The expected output is every entry, repeated exactly.

◆ ◆ ◆

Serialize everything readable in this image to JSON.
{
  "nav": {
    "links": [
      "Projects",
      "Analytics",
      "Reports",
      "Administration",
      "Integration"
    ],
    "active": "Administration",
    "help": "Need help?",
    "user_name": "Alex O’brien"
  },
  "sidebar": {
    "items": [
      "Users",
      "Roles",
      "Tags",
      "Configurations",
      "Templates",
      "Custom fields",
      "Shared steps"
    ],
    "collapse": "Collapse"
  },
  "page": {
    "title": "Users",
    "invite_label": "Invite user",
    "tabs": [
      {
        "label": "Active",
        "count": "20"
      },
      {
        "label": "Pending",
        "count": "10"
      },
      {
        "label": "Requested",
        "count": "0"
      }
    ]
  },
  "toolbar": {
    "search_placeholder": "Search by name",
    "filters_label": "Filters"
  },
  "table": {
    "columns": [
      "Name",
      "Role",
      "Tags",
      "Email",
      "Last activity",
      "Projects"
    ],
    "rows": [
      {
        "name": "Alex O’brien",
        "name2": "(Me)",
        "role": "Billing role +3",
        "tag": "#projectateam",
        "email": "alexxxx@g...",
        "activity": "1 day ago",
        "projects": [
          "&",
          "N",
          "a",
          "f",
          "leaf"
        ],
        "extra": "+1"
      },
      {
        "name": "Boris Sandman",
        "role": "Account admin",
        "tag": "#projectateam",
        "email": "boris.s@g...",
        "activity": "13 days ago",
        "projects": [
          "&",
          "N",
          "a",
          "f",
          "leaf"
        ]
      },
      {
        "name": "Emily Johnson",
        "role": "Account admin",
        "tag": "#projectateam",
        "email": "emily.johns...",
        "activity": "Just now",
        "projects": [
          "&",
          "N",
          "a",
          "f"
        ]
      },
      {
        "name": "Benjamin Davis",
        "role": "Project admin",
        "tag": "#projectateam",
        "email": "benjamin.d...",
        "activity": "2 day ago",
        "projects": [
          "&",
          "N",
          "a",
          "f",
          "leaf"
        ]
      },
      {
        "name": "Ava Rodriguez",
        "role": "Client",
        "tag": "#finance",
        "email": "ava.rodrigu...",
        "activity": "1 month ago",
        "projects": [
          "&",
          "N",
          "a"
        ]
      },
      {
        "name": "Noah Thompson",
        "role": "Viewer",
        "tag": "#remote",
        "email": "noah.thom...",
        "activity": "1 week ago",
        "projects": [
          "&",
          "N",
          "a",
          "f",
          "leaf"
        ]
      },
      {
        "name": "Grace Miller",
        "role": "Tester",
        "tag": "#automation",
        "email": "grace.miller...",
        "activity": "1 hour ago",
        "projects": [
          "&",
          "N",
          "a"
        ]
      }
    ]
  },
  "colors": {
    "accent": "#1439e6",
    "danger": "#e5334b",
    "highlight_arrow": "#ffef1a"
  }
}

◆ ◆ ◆

*Final answer*
Serialize everything readable in this image to JSON.
{
  "nav": {
    "links": [
      "Projects",
      "Analytics",
      "Reports",
      "Administration",
      "Integration"
    ],
    "active": "Administration",
    "help": "Need help?",
    "user_name": "Alex O’brien"
  },
  "sidebar": {
    "items": [
      "Users",
      "Roles",
      "Tags",
      "Configurations",
      "Templates",
      "Custom fields",
      "Shared steps"
    ],
    "collapse": "Collapse"
  },
  "page": {
    "title": "Users",
    "invite_label": "Invite user",
    "tabs": [
      {
        "label": "Active",
        "count": "20"
      },
      {
        "label": "Pending",
        "count": "10"
      },
      {
        "label": "Requested",
        "count": "0"
      }
    ]
  },
  "toolbar": {
    "search_placeholder": "Search by name",
    "filters_label": "Filters"
  },
  "table": {
    "columns": [
      "Name",
      "Role",
      "Tags",
      "Email",
      "Last activity",
      "Projects"
    ],
    "rows": [
      {
        "name": "Alex O’brien",
        "name2": "(Me)",
        "role": "Billing role +3",
        "tag": "#projectateam",
        "email": "alexxxx@g...",
        "activity": "1 day ago",
        "projects": [
          "&",
          "N",
          "a",
          "f",
          "leaf"
        ],
        "extra": "+1"
      },
      {
        "name": "Boris Sandman",
        "role": "Account admin",
        "tag": "#projectateam",
        "email": "boris.s@g...",
        "activity": "13 days ago",
        "projects": [
          "&",
          "N",
          "a",
          "f",
          "leaf"
        ]
      },
      {
        "name": "Emily Johnson",
        "role": "Account admin",
        "tag": "#projectateam",
        "email": "emily.johns...",
        "activity": "Just now",
        "projects": [
          "&",
          "N",
          "a",
          "f"
        ]
      },
      {
        "name": "Benjamin Davis",
        "role": "Project admin",
        "tag": "#projectateam",
        "email": "benjamin.d...",
        "activity": "2 day ago",
        "projects": [
          "&",
          "N",
          "a",
          "f",
          "leaf"
        ]
      },
      {
        "name": "Ava Rodriguez",
        "role": "Client",
        "tag": "#finance",
        "email": "ava.rodrigu...",
        "activity": "1 month ago",
        "projects": [
          "&",
          "N",
          "a"
        ]
      },
      {
        "name": "Noah Thompson",
        "role": "Viewer",
        "tag": "#remote",
        "email": "noah.thom...",
        "activity": "1 week ago",
        "projects": [
          "&",
          "N",
          "a",
          "f",
          "leaf"
        ]
      },
      {
        "name": "Grace Miller",
        "role": "Tester",
        "tag": "#automation",
        "email": "grace.miller...",
        "activity": "1 hour ago",
        "projects": [
          "&",
          "N",
          "a"
        ]
      }
    ]
  },
  "colors": {
    "accent": "#1439e6",
    "danger": "#e5334b",
    "highlight_arrow": "#ffef1a"
  }
}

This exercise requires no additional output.